If you or anyone you know has been affected by defective concrete blocks and require assistance, don’t hesitate to contact us at AOCA Engineering Consultants. We’re committed to helping homeowners navigate this challenging situation and ensure they take full advantage of the aid available to them.
In every home, it’s normal to see minor cracks appear over time, especially in older buildings. But when should these cracks start raising alarm bells? Let’s delve into the subject to help you distinguish between normal house settling and more serious structural issues.
Not All Cracks are Created Equal
Minor cracks, especially those that are less than 5mm wide, are usually nothing to worry about. They commonly appear due to slight house settlement or changes in humidity and temperature. However, if you notice larger cracks, recurrent cracks, or cracks accompanied by other warning signs like doors that won’t close properly, it’s time to take them more seriously.
The Shape and Direction of Cracks
Straight and vertical cracks often result from house settlement and might not necessarily signal a major problem. Conversely, horizontal or diagonal cracks could indicate serious structural issues. Also, keep an eye out for stepped cracks in your brickwork, as these can be a red flag for subsidence.
When to Call in the Professionals
Any crack larger than 5mm in width, appearing suddenly, widening over time, or accompanied by other warning signs, warrants professional attention. Here’s where the expertise of a structural engineer becomes essential. At AOCA Engineering Consultants, we specialise in assessing and addressing structural issues in homes, including serious cracks. A structural condition survey conducted by our experienced team can help diagnose the problem accurately and guide you on the necessary remedial actions.
Remember, it’s better to be safe than sorry. If you’re ever in doubt about the cracks in your home, it’s worth getting a professional opinion.

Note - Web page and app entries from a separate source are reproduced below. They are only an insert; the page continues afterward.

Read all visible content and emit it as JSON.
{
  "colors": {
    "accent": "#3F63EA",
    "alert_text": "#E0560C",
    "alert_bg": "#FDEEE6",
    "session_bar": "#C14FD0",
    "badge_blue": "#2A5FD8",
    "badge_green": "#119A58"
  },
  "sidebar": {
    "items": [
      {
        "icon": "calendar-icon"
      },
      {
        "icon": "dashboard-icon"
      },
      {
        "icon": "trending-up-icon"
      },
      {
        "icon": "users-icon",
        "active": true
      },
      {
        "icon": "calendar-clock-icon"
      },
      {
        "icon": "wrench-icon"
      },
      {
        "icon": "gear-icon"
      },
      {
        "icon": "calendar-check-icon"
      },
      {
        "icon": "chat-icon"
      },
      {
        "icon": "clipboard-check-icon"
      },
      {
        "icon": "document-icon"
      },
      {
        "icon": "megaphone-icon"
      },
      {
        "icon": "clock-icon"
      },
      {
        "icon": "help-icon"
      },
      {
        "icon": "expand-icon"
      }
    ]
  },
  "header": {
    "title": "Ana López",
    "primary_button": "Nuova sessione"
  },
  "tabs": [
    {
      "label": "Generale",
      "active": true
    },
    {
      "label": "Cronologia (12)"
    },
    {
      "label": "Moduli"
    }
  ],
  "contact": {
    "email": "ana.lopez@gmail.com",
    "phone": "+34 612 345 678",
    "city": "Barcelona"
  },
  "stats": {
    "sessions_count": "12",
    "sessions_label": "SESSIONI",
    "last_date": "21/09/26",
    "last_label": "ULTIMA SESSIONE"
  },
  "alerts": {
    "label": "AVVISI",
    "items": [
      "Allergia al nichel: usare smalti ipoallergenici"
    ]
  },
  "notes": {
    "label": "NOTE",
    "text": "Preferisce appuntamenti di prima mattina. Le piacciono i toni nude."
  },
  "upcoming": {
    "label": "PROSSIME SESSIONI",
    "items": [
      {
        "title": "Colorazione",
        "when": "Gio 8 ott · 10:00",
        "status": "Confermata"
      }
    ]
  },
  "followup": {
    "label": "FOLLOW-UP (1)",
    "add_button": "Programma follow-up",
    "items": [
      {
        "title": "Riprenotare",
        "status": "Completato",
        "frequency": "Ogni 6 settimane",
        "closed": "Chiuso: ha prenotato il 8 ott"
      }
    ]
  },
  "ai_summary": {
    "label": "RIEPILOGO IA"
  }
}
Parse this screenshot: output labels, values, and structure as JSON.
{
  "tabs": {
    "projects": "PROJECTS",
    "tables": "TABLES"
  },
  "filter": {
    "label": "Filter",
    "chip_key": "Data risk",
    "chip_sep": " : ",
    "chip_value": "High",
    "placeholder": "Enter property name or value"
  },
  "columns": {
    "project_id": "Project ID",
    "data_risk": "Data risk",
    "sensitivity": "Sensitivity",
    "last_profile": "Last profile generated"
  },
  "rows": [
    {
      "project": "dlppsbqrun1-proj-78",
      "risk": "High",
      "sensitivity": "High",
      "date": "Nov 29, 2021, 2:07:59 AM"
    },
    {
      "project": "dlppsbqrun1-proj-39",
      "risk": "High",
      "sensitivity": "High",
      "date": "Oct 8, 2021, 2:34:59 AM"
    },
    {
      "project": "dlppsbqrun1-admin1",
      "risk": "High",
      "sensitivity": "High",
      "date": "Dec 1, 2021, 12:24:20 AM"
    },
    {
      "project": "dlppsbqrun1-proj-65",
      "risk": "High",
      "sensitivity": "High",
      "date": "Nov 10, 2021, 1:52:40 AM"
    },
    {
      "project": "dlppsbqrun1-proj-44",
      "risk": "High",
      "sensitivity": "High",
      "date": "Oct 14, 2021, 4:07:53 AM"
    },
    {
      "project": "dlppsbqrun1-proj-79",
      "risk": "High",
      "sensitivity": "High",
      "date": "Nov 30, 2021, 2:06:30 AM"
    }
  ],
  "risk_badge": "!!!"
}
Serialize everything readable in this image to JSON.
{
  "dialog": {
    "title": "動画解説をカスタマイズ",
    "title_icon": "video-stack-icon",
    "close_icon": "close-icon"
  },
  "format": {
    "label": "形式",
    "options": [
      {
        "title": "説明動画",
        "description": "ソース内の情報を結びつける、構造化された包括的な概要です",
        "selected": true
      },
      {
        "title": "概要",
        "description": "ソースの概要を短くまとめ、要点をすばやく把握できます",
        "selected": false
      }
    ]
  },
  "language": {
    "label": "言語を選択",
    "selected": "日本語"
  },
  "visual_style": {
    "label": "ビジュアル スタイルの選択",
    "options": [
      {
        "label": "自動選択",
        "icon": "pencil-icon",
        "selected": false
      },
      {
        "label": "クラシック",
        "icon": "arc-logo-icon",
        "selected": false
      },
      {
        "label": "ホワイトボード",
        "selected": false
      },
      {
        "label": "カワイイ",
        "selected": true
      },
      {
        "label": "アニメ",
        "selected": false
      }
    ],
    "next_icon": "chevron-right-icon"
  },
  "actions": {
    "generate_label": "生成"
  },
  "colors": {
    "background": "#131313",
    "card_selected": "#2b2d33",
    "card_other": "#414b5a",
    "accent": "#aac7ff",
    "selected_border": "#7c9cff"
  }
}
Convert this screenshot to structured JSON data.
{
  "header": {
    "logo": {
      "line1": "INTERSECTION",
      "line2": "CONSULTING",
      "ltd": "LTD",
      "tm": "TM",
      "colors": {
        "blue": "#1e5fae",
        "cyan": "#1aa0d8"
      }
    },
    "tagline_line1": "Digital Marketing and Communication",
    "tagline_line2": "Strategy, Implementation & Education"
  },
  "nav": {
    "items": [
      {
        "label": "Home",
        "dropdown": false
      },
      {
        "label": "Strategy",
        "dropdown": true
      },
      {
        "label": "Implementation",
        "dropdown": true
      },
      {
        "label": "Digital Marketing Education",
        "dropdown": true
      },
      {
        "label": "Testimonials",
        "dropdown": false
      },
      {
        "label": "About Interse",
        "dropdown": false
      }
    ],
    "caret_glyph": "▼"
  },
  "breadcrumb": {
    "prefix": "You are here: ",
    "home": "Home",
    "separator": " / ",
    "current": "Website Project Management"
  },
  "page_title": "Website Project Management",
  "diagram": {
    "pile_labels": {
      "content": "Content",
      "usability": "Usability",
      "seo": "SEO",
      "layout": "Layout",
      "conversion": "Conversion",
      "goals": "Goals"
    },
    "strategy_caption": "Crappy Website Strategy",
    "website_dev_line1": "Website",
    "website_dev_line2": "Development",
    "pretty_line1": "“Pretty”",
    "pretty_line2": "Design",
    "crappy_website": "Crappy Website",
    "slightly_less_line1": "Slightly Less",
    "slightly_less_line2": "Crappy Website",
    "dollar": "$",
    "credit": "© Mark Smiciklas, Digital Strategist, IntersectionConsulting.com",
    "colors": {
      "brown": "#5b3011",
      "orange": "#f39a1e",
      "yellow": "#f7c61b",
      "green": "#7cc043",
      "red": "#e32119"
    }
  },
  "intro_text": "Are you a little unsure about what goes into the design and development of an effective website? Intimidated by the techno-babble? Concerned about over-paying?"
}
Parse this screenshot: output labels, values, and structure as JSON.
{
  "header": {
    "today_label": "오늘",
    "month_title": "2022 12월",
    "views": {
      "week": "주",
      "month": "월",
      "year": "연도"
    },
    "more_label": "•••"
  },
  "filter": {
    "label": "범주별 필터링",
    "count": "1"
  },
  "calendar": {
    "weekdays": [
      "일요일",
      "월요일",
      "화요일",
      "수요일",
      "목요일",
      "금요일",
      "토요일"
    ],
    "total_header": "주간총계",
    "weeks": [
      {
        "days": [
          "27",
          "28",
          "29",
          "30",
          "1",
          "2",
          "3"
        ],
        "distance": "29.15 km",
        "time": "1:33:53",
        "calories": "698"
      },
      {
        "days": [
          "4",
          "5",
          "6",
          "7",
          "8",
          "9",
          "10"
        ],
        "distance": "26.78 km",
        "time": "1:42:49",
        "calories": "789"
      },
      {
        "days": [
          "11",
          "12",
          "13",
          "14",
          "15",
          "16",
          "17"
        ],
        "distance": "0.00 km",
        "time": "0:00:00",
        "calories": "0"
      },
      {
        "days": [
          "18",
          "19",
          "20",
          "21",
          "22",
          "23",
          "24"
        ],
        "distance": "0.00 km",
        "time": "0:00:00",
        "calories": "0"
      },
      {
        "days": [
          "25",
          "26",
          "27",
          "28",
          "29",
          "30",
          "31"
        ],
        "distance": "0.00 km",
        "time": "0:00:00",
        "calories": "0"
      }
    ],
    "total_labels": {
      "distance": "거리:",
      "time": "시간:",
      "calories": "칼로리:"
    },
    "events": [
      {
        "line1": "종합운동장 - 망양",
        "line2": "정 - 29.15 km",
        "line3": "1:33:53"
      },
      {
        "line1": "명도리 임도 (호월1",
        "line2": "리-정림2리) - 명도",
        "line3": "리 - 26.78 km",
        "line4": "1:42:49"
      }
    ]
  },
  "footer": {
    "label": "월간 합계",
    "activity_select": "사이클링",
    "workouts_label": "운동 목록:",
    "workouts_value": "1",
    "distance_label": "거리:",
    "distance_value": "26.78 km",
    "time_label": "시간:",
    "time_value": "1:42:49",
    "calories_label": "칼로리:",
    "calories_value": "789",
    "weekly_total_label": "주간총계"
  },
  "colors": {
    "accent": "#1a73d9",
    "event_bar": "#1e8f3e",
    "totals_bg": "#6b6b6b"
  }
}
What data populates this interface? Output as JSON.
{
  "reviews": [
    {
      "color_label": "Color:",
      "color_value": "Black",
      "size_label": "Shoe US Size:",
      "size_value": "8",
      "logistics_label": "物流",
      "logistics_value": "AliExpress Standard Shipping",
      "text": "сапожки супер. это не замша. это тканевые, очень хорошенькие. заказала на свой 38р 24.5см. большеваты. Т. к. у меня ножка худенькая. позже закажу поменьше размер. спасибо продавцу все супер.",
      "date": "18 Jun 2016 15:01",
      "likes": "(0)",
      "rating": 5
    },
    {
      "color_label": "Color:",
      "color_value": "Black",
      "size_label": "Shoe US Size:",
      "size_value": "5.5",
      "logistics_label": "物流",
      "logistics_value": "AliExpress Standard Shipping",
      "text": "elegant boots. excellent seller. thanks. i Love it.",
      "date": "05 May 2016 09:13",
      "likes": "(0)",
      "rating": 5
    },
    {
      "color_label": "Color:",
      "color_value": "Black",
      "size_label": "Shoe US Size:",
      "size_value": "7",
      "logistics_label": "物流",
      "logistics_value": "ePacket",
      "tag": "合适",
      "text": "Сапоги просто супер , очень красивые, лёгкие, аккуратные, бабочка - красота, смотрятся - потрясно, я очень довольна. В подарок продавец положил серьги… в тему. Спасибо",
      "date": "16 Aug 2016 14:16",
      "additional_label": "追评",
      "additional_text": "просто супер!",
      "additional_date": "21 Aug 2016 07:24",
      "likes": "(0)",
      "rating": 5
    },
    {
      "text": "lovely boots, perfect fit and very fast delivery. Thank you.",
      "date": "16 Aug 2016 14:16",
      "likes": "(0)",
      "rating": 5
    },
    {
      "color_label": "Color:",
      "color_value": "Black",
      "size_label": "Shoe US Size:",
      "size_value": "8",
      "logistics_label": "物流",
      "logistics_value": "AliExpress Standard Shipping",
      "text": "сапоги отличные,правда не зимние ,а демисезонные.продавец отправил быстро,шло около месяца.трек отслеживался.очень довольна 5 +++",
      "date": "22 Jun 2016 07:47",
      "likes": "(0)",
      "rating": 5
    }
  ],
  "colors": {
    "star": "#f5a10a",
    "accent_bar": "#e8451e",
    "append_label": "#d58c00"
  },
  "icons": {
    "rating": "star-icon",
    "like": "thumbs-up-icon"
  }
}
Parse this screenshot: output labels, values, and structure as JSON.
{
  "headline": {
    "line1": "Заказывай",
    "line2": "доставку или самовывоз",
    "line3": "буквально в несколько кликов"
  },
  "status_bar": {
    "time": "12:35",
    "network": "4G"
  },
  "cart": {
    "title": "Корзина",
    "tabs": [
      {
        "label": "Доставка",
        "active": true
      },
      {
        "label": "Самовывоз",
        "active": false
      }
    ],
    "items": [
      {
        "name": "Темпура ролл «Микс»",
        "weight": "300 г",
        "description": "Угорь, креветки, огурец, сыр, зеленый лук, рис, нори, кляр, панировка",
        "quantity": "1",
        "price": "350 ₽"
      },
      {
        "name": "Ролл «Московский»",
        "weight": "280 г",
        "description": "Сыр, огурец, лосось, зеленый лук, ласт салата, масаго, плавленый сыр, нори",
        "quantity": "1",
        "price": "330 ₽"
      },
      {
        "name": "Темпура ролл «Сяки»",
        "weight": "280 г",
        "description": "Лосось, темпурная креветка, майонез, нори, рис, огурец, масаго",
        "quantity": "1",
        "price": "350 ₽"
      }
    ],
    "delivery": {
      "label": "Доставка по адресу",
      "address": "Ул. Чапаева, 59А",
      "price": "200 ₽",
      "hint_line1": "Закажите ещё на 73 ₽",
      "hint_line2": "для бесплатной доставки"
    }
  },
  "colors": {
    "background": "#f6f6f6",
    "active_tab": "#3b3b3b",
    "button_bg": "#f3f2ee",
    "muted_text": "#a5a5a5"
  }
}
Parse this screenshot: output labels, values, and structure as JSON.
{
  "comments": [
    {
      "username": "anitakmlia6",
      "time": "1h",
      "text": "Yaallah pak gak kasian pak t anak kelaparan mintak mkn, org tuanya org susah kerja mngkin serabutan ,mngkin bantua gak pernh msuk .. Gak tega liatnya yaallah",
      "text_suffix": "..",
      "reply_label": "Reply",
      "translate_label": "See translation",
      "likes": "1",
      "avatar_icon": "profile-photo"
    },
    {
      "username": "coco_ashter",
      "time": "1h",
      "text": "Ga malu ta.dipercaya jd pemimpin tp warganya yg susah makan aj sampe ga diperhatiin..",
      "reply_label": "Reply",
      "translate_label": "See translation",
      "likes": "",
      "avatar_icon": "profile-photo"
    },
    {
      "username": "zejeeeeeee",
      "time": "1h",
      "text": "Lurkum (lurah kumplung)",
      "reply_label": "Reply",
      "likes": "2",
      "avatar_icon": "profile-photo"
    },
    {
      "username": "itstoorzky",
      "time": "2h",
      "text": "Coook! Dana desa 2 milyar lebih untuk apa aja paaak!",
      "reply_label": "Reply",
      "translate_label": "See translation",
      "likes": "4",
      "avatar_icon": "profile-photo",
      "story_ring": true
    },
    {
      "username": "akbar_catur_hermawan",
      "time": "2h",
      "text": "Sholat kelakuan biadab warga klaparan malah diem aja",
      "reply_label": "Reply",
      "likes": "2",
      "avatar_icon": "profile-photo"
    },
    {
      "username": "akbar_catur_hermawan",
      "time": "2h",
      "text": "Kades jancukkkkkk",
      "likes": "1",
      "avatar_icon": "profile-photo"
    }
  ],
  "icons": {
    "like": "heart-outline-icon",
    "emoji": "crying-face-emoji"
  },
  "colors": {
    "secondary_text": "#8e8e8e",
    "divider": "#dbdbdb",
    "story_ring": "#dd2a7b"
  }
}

To book a structural condition survey or for any queries, please don’t hesitate to contact us. The team at AOCA Engineering Consultants is always ready to provide comprehensive assessments and advice. We offer professional, reliable guidance, to help you make an informed decision about the best course of action. Don’t hesitate to reach out to us for any concerns related to structural cracks.